Four other schools already offer electronic learning, including Sequoia Choice, an electronic charter school, and the Arizona public school districts of Deer Valley and Mesa.

The virtual schools will offer internet-based courses in which children log on from home, get passwords, eMail accounts, and class assignments via computer.

Students in kindergarten through 12th grade can attend the online schools as long as they have not been home-schooled immediately before enrolling.

There are no district boundaries, and students from any region can enroll in any of the online schools. Some of the charter academies require that students have a home computer and an internet connection. Proponents say that the creation of the virtual schools will provide educational opportunities to youth in rural areas.

To ensure that students are matching the skills of their traditionally schooled peers, Arizona law requires that pupils in virtual schools take all standardized tests. The schools themselves must also document the educational progress of their students or face a “failing” label and possible closure.

The state’s pilot program is limited to 14 electronic schools offering education from kindergarten through 12th grade for the current academic year. The project was to have ended in June, but advocates successfully lobbied state lawmakers to allow the project to continue for another year.

According to the Arizona Republic newspaper, the limited slots created a frenzy among charter operators who wanted a chance to profit from the latest education experiment in the country. Proponents say online schooling will reach children who have struggled in traditional schools, while critics say there is no research on the real costs of cyberschools. Arizona Virtual Academy is partnering with K12 Inc., an online program developed by former Secretary of Education William Bennett. Originally, K12 Inc. targeted home-schooled children and charged tuition. But now K12 Inc. is joining with charter schools across the country that can offer the program free because taxpayers pick up the bill.

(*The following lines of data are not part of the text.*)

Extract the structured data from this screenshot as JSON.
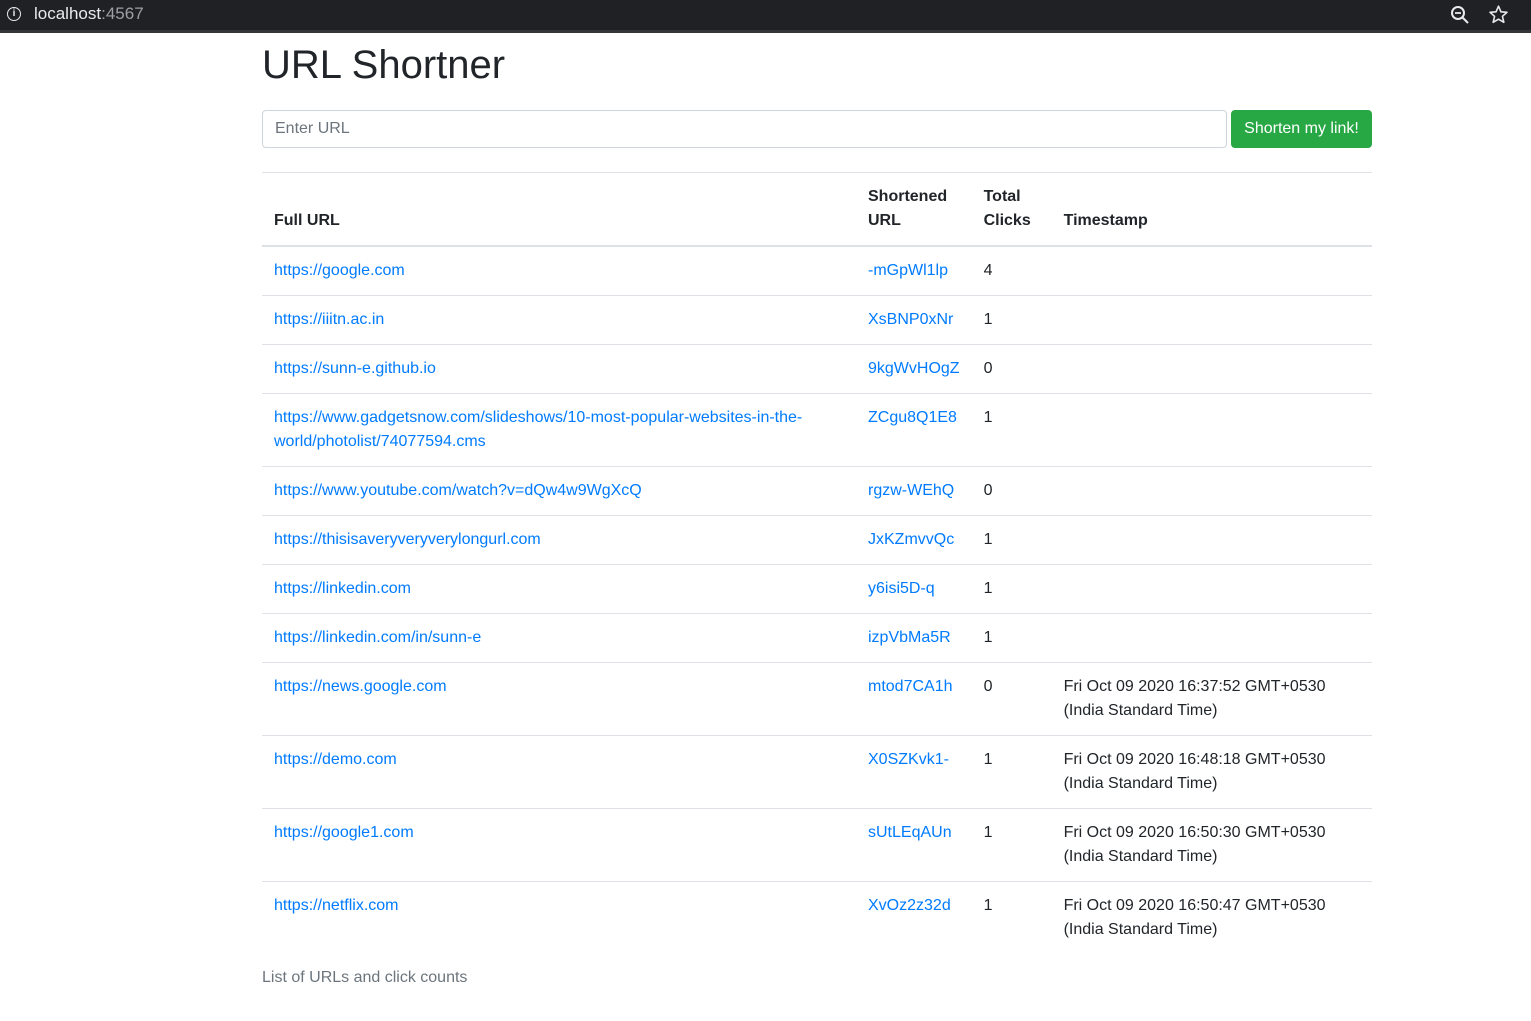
{
  "browser": {
    "host": "localhost",
    "port": ":4567"
  },
  "page": {
    "title": "URL Shortner"
  },
  "form": {
    "placeholder": "Enter URL",
    "button_label": "Shorten my link!"
  },
  "table": {
    "headers": {
      "full_url": "Full URL",
      "shortened_url": "Shortened URL",
      "total_clicks": "Total Clicks",
      "timestamp": "Timestamp"
    },
    "rows": [
      {
        "full": "https://google.com",
        "short": "-mGpWl1lp",
        "clicks": "4",
        "timestamp": ""
      },
      {
        "full": "https://iiitn.ac.in",
        "short": "XsBNP0xNr",
        "clicks": "1",
        "timestamp": ""
      },
      {
        "full": "https://sunn-e.github.io",
        "short": "9kgWvHOgZ",
        "clicks": "0",
        "timestamp": ""
      },
      {
        "full": "https://www.gadgetsnow.com/slideshows/10-most-popular-websites-in-the-world/photolist/74077594.cms",
        "short": "ZCgu8Q1E8",
        "clicks": "1",
        "timestamp": ""
      },
      {
        "full": "https://www.youtube.com/watch?v=dQw4w9WgXcQ",
        "short": "rgzw-WEhQ",
        "clicks": "0",
        "timestamp": ""
      },
      {
        "full": "https://thisisaveryveryverylongurl.com",
        "short": "JxKZmvvQc",
        "clicks": "1",
        "timestamp": ""
      },
      {
        "full": "https://linkedin.com",
        "short": "y6isi5D-q",
        "clicks": "1",
        "timestamp": ""
      },
      {
        "full": "https://linkedin.com/in/sunn-e",
        "short": "izpVbMa5R",
        "clicks": "1",
        "timestamp": ""
      },
      {
        "full": "https://news.google.com",
        "short": "mtod7CA1h",
        "clicks": "0",
        "timestamp": "Fri Oct 09 2020 16:37:52 GMT+0530 (India Standard Time)"
      },
      {
        "full": "https://demo.com",
        "short": "X0SZKvk1-",
        "clicks": "1",
        "timestamp": "Fri Oct 09 2020 16:48:18 GMT+0530 (India Standard Time)"
      },
      {
        "full": "https://google1.com",
        "short": "sUtLEqAUn",
        "clicks": "1",
        "timestamp": "Fri Oct 09 2020 16:50:30 GMT+0530 (India Standard Time)"
      },
      {
        "full": "https://netflix.com",
        "short": "XvOz2z32d",
        "clicks": "1",
        "timestamp": "Fri Oct 09 2020 16:50:47 GMT+0530 (India Standard Time)"
      }
    ],
    "caption": "List of URLs and click counts"
  },
  "colors": {
    "link": "#007bff",
    "button": "#28a745",
    "browser_bar": "#202124"
  },
  "icons": {
    "info": "info-icon",
    "zoom": "zoom-icon",
    "star": "star-icon"
  }
}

Here are the newly approved virtual schools: Humanities and Sciences High School; Phoenix Special Programs and Academies; Pinnacle Education Inc.; Primavera Technical Learning Center; and Sierra Vista Charter Schools Inc.


Arizona State Board for Charter Schools

Arizona Department of Education


$3,000 for innovative science teaching

Ohaus Corp., which makes balances for the education, laboratory, and industrial markets, is accepting entries for the 2004 Gustav Ohaus Award for Innovations in Science Teaching. For 34 years, the annual Gustav Ohaus Award program has recognized educators whose instructional methods or learning activities have the potential to improve science teaching at the elementary, middle, high school, and college levels. This year’s competition, administered for Ohaus by the National Science Teachers Association (NSTA), offers a prize totaling $3,000 for the winner. The winner will receive $1,500 toward travel to attend the 2004 NSTA National Convention this April in Atlanta, where an additional $1,500 will be presented. The Gustav Ohaus Award program recognizes innovations across a broad range of categories, including—but not limited to—new curriculum design, instructional methods, or techniques; unique organization or administrative patterns; and new approaches to laboratory activities or other enhanced learning activities for students. The program is open to educators from all grade levels, kindergarten through college, who teach in the United States or Canada. Entries will be judged on five criteria: originality, utilization, benefits, consistency, and safety. All entrants are required to complete the official application form and provide a 250-word abstract description of the program being entered into the competition, along with supporting materials of no more than five pages.